What caused Machiavelli to alter his initial interpretation? Were both accounts part of a larger single interpretation of the Florentine statesman? If not, which portrait more faithfully conveyed the nature of Francesco Valori's career and its effect upon Florentine political life and what did Machiavelli hope to achieve by the other portrait? Finally, why did Machiavelli praise a man so directly associated with Savonarola and the political party that had excluded Machiavelli from office before 1498? Machiavelli's reputation as an opponent of Savonarola was the cause of his rejection for an office in the Second Chancery in February 1497, during Valori's term as Gonfaloniere di giustizia. It was also a likely cause of his more spectacular success in April 1498, immediately following the downfall of Savonarola and Valori. 2
This article examines the political circumstances surrounding the composition of The Natures of Florentine Men, Machiavelli's ties to the Valori family, and contemporary accounts of Valori's personality and career. It argues that The Natures are the preliminary sketches of the unwritten ninth book of the Florentine Histories and that Machiavelli, writing in a Florence of renewed Medici power, rewrote Valori's role in recent history to obscure his own ties to the principal statesmen of the Soderini regime. In particular, arguing from a different set of sources, it confirms Felix Gilbert's cautious and often-forgotten reminder about the impact of politics and political survival on the pioneering historical literature of early sixteenth-century Florence: that Machiavelli and Guicciardini "frequently had political purposes when discussing historical events and thus consciously constructed a historical myth." 3
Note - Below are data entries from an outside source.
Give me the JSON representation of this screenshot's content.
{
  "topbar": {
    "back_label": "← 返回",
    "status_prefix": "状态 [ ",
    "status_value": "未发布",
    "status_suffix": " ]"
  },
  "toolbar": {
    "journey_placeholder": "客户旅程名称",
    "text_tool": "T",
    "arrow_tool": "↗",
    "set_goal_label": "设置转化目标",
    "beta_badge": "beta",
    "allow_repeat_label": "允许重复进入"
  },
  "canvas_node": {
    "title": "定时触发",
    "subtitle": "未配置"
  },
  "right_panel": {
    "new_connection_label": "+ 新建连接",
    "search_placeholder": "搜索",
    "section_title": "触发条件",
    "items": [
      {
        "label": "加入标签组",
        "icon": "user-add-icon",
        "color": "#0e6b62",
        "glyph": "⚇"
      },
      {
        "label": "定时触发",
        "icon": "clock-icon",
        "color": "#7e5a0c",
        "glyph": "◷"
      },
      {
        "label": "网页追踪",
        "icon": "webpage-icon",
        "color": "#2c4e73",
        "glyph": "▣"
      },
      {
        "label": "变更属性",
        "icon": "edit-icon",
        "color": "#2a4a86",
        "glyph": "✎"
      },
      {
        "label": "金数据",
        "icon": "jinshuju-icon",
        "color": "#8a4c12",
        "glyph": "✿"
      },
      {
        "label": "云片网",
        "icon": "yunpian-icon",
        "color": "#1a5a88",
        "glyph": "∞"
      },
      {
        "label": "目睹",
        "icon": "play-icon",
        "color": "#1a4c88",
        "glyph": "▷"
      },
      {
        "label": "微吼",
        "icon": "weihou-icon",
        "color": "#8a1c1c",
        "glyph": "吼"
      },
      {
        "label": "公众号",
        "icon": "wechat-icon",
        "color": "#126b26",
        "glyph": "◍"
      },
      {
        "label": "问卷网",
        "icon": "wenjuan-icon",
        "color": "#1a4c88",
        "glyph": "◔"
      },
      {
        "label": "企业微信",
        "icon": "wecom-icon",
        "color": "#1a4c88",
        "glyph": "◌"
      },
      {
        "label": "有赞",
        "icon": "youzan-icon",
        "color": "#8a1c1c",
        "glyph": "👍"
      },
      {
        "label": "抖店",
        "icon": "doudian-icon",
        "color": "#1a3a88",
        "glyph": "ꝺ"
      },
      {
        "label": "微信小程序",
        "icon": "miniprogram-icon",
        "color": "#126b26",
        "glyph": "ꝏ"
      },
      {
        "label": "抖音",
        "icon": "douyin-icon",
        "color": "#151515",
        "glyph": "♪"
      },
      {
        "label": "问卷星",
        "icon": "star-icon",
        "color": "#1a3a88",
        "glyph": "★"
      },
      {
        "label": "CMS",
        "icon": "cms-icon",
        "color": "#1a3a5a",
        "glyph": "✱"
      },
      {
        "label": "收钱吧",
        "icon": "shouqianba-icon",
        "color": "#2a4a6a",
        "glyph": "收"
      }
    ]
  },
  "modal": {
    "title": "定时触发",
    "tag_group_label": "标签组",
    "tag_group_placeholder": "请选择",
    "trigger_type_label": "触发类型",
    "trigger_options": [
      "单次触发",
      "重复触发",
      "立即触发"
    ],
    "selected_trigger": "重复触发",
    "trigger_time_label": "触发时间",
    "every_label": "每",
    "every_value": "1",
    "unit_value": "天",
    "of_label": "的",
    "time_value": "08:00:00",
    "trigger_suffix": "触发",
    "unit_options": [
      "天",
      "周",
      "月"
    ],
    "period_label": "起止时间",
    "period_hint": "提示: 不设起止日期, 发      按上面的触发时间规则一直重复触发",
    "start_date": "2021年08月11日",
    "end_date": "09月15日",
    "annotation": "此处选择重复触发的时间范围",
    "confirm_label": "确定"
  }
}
The Valori family played a prominent role in the political and cultural life of Quattrocento Florence. The family had been allied with the Medici since Cosimo de' Medici's political ascent in 1434 and Bartolomeo Valori, as a generous patron of neo-Platonic philosophy, became a close friend of Lorenzo de' Medici and Marsilio Ficino. Francesco, however, dramatically realigned the family's political identity and loyalties along strong anti-Medicean lines. He began his political career as a successful participant in the Medici party, receiving numerous offices and distinctions, including election as Gonfaloniere di giustizia three times (1484, 1489, 1493). When the political tide turned against Piero de' Medici in 1494, however, Valori was among the first ottimati to capitalize on Medici weakness. He participated in the popular revolt against Piero de' Medici and became one of the constitutional founders of the new Republic. His power and ambition became famous, even notorious, after he emerged as one of the most important and powerful political allies (1495-98) of the prophetic friar...